[Website and app data records]
__________________________________________________
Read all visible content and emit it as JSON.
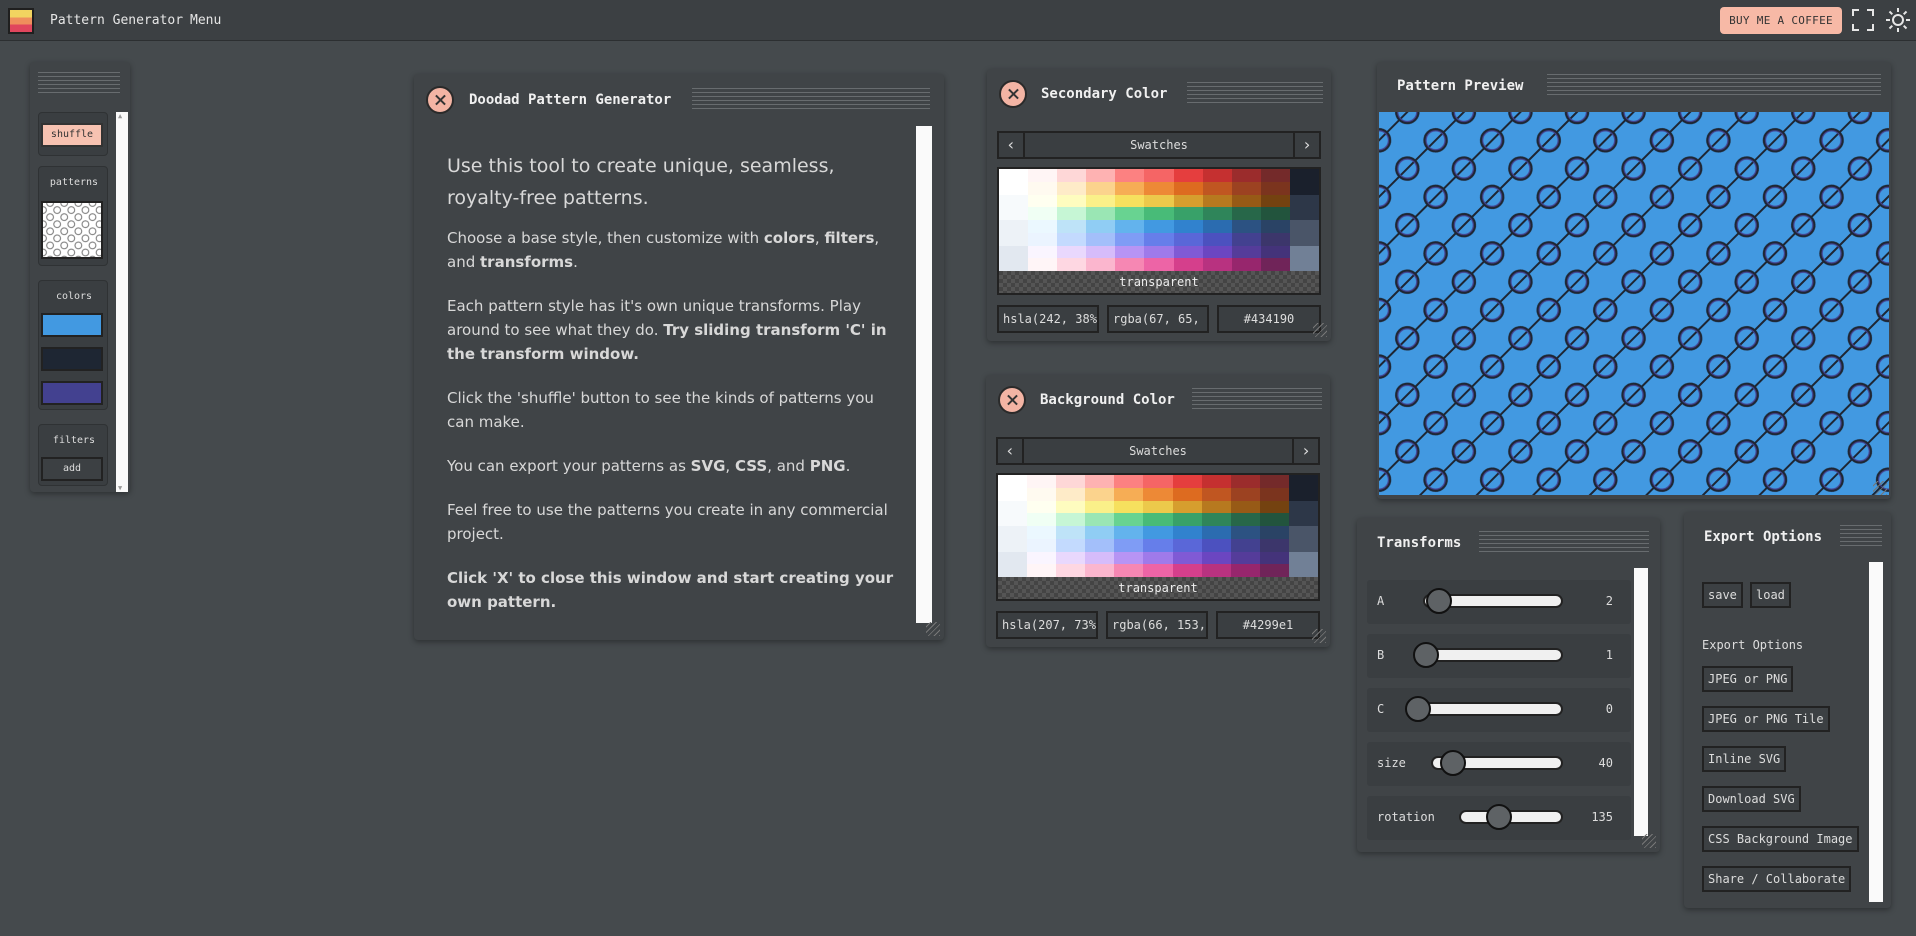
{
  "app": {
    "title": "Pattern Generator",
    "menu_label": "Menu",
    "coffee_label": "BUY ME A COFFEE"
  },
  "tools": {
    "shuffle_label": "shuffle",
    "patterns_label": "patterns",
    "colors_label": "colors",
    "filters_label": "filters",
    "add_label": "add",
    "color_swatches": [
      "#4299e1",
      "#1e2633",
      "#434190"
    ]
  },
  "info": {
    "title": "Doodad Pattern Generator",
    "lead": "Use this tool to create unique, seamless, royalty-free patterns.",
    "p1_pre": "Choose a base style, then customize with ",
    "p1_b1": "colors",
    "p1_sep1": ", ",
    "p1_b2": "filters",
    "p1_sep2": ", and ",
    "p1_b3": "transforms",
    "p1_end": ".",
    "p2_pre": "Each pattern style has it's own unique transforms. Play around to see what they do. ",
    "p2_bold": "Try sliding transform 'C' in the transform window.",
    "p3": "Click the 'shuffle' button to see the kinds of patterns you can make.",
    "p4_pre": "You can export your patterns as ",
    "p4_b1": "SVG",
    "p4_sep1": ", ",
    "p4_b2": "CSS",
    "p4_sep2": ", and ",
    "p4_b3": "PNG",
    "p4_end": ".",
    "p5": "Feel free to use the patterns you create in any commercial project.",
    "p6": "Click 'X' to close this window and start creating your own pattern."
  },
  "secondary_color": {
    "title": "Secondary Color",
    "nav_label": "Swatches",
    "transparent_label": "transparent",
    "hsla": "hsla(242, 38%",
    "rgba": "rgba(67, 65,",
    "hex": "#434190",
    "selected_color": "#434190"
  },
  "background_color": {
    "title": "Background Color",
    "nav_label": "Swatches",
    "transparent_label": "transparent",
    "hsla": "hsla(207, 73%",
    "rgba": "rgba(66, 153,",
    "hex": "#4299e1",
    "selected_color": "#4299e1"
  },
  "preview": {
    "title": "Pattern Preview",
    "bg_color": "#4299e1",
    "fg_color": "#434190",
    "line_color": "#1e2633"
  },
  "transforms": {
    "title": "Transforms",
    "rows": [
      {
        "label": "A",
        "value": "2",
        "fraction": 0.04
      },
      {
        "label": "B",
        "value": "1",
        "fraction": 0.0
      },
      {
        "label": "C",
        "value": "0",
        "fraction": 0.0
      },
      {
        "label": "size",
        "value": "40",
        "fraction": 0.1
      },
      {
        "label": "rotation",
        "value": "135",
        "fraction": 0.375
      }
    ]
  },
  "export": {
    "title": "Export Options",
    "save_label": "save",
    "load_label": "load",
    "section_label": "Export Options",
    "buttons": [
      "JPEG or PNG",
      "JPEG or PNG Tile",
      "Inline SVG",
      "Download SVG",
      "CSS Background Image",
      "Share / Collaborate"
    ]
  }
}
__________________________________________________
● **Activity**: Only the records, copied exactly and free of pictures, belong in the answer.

● **Result of the task**:
Read all visible content and emit it as JSON.
{
  "app": {
    "title": "Pattern Generator",
    "menu_label": "Menu",
    "coffee_label": "BUY ME A COFFEE"
  },
  "tools": {
    "shuffle_label": "shuffle",
    "patterns_label": "patterns",
    "colors_label": "colors",
    "filters_label": "filters",
    "add_label": "add",
    "color_swatches": [
      "#4299e1",
      "#1e2633",
      "#434190"
    ]
  },
  "info": {
    "title": "Doodad Pattern Generator",
    "lead": "Use this tool to create unique, seamless, royalty-free patterns.",
    "p1_pre": "Choose a base style, then customize with ",
    "p1_b1": "colors",
    "p1_sep1": ", ",
    "p1_b2": "filters",
    "p1_sep2": ", and ",
    "p1_b3": "transforms",
    "p1_end": ".",
    "p2_pre": "Each pattern style has it's own unique transforms. Play around to see what they do. ",
    "p2_bold": "Try sliding transform 'C' in the transform window.",
    "p3": "Click the 'shuffle' button to see the kinds of patterns you can make.",
    "p4_pre": "You can export your patterns as ",
    "p4_b1": "SVG",
    "p4_sep1": ", ",
    "p4_b2": "CSS",
    "p4_sep2": ", and ",
    "p4_b3": "PNG",
    "p4_end": ".",
    "p5": "Feel free to use the patterns you create in any commercial project.",
    "p6": "Click 'X' to close this window and start creating your own pattern."
  },
  "secondary_color": {
    "title": "Secondary Color",
    "nav_label": "Swatches",
    "transparent_label": "transparent",
    "hsla": "hsla(242, 38%",
    "rgba": "rgba(67, 65,",
    "hex": "#434190",
    "selected_color": "#434190"
  },
  "background_color": {
    "title": "Background Color",
    "nav_label": "Swatches",
    "transparent_label": "transparent",
    "hsla": "hsla(207, 73%",
    "rgba": "rgba(66, 153,",
    "hex": "#4299e1",
    "selected_color": "#4299e1"
  },
  "preview": {
    "title": "Pattern Preview",
    "bg_color": "#4299e1",
    "fg_color": "#434190",
    "line_color": "#1e2633"
  },
  "transforms": {
    "title": "Transforms",
    "rows": [
      {
        "label": "A",
        "value": "2",
        "fraction": 0.04
      },
      {
        "label": "B",
        "value": "1",
        "fraction": 0.0
      },
      {
        "label": "C",
        "value": "0",
        "fraction": 0.0
      },
      {
        "label": "size",
        "value": "40",
        "fraction": 0.1
      },
      {
        "label": "rotation",
        "value": "135",
        "fraction": 0.375
      }
    ]
  },
  "export": {
    "title": "Export Options",
    "save_label": "save",
    "load_label": "load",
    "section_label": "Export Options",
    "buttons": [
      "JPEG or PNG",
      "JPEG or PNG Tile",
      "Inline SVG",
      "Download SVG",
      "CSS Background Image",
      "Share / Collaborate"
    ]
  }
}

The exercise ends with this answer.